Scotland’s target is knock-out stages - Ross Ford

The Scotland squad debriefs during the captain's run. The minimum expectation is qualification from Group B. Pic: Ian Rutherford

The Scotland squad debriefs during the captain's run. The minimum expectation is qualification from Group B. Pic: Ian Rutherford

0
Have your say

On the eve of what he called a “pivotal match” for Scottish rugby when they play against Japan in Gloucester today, the veteran Scottish hooker Ross Ford made a rare admission that the team had targeted the quarter-finals of this World Cup as a minimum requirement.

“We have got to get to the knockout stages,” said Ford when asked what would constitute a successful World Cup. “That is what we have set our sights on and then take it on a game by game basis.

Scotland face the darlings of this World Cup after Japan produced the mother and father of all upsets against the Springboks last Saturday. They have found themselves at the centre of a media storm ever since and it continued unabated yesterday. Japan have now leap frogged Scotland in the World Rugby rankings and this afternoon’s game, which was never going to be mistaken for a game of pub rugby, has grown in 
importance as Ford conceded.

“It’s the opening game of the World Cup and it’s about building momentum off the back of it,” said Ford. “So from that point of view it becomes a pivotal game for us. You want to get off to a good start.

“You could see from the way the game unfolded on Saturday that Japan never gave up, they kept coming back at South Africa. It was constant pressure so we need to make sure we’re on the ball all the time and not drifting away. We need to deal with the here and now, go phase by phase and we can’t allow ourselves to drop off.”

When asked what lessons Scotland had taken from Japan’s opening victory Ford pinpointed the Springboks’ inability to finish off stubborn opposition when it seemed like they were about to be counted out.

“You could see with the way the game unfolded that the Japanese never gave up, they kept coming back at South Africa. They would score and Japan would come right back off the kick off.

“We have got to make sure we are on the ball all the time, not drifting away thinking about things that have not happened we have to be in the here and now, go phase by phase, set piece by set piece and constantly keep the standard, you cannot drop off. That is the biggest thing, being in the moment the whole time.”

Scotland’s South African-born prop WP Nel, meanwhile, insists he is not out to avenge the Springboks defeat on behalf of his compatriots.

The 29-year-old hails from the Northern Cape and only qualified for his adopted nation last month after spending three years with Edinburgh, but he insists Japan’s victory has not featured into his thinking.

Tthe tighthead – always more comfortable conversing in Afrikaans than English – said: “I don’t think there are scores to settle. I’m playing for my Scotland team so there are no extra emotions.

“It’s just a game I want to win.
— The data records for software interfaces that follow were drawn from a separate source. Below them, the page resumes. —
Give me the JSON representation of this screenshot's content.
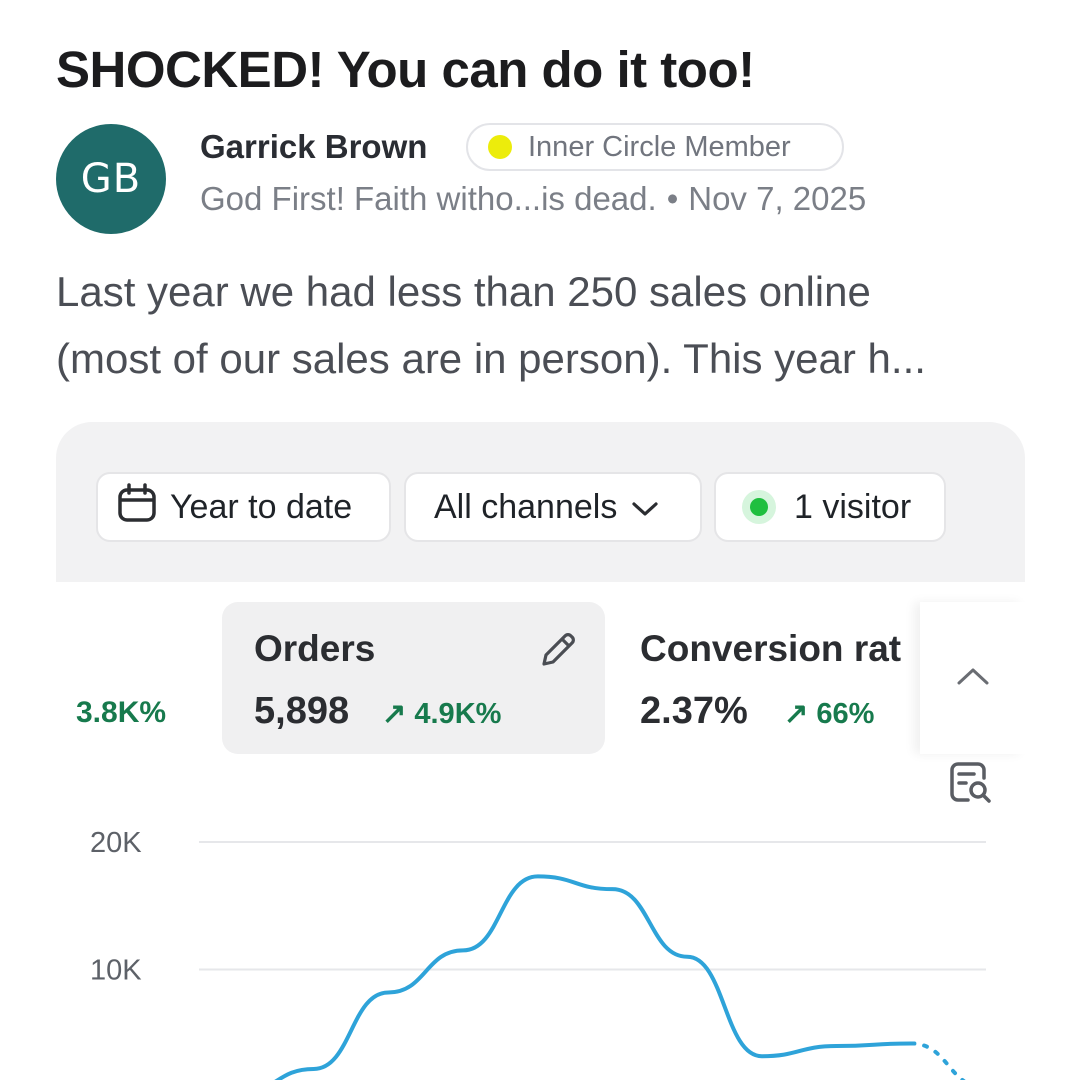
{
  "post": {
    "title": "SHOCKED! You can do it too!",
    "author": {
      "initials": "GB",
      "name": "Garrick Brown",
      "badge": "Inner Circle Member",
      "tagline": "God First! Faith witho...is dead.",
      "date": "Nov 7, 2025"
    },
    "body_lines": [
      "Last year we had less than 250 sales online",
      "(most of our sales are in person). This year h..."
    ]
  },
  "dashboard": {
    "filters": {
      "date_range": "Year to date",
      "channels": "All channels",
      "visitors": "1 visitor"
    },
    "offscreen_metric_delta": "3.8K%",
    "metrics": [
      {
        "label": "Orders",
        "value": "5,898",
        "delta": "4.9K%",
        "delta_arrow": "↗"
      },
      {
        "label": "Conversion rat",
        "value": "2.37%",
        "delta": "66%",
        "delta_arrow": "↗"
      }
    ],
    "colors": {
      "line": "#2ea3d9",
      "positive": "#177a4d",
      "live_dot": "#1fbf3f",
      "badge_dot": "#ecec0b",
      "avatar": "#1f6b6a"
    },
    "icons": [
      "calendar-icon",
      "chevron-down-icon",
      "pencil-icon",
      "chevron-up-icon",
      "search-document-icon"
    ]
  },
  "chart_data": {
    "type": "line",
    "ylabel": "",
    "xlabel": "",
    "y_tick_labels": [
      "20K",
      "10K"
    ],
    "y_ticks": [
      20000,
      10000
    ],
    "ylim": [
      0,
      20000
    ],
    "series": [
      {
        "style": "solid",
        "x": [
          0,
          1,
          2,
          3,
          4,
          5,
          6,
          7,
          8,
          9
        ],
        "y": [
          300,
          2200,
          8200,
          11500,
          17300,
          16300,
          11000,
          3200,
          4000,
          4200
        ]
      },
      {
        "style": "dotted",
        "x": [
          9,
          10
        ],
        "y": [
          4200,
          700
        ]
      }
    ],
    "grid": true
  }
}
It’s not about what happened at the weekend. It’s just about two teams that want to win.”

Japan head coach Jones – who revealed on Monday that he was quitting his post after the tournament, ironically to move to South Africa after agreeing a deal with the Cape Town-based Stormers – is famed for his mind-games and has already taken aim at Scotland.

After insisting the opening half an hour will be crucial, he claimed: “If you look at the Scots’ record over the last 15 years, you’ll see that unless they get a lead, they struggle to win matches.”

But Scotland assistant coach Duncan Taylor refuted those claims, saying: “That’s something that he believes in. I suppose everyone has opinions on how games go. But usually by the end of the 80 minutes the team that is ahead wins the game - rather than who’s ahead after 30 minutes.

“We’ll be concentrating on making sure we’re ahead at the 80th minute.”

Perhaps the biggest factor going in Scotland’s favour is the four-day turnaround between Japan’s first and second matches. Jones has made six changes, but Taylor is confident the Scots can handle whatever their opponents throw at them.

Taylor said: “When we look right across their backline – nine, 10, 14, 15 – they are exceptional players and our guys know that. We will have to be at the top of our game defensively.

“But we are confident we can do that job. We have prepared exceptionally well. We understand some of their patterns but we won’t be sitting there watching them play. We’ll be going at them defensively.”

South Africa were expected to dominate Japan at the set-piece but were caught out as the Brave Blossoms held their own at scrum and line-out.

However, Nel – who has been brought in by head coach Vern Cotter to add solidity to the Scots’ front row – believes there are weaknesses Scotland can exploit.

“If you closely watch the game, Japan were under pressure in the scrum as well,” he claimed. “I don’t think they had the upper-hand all the time.

“We’ve had a close look at their scrums and we know what they are doing. I think they know what we are doing so it’s going be a nice battle out there tomorrow.”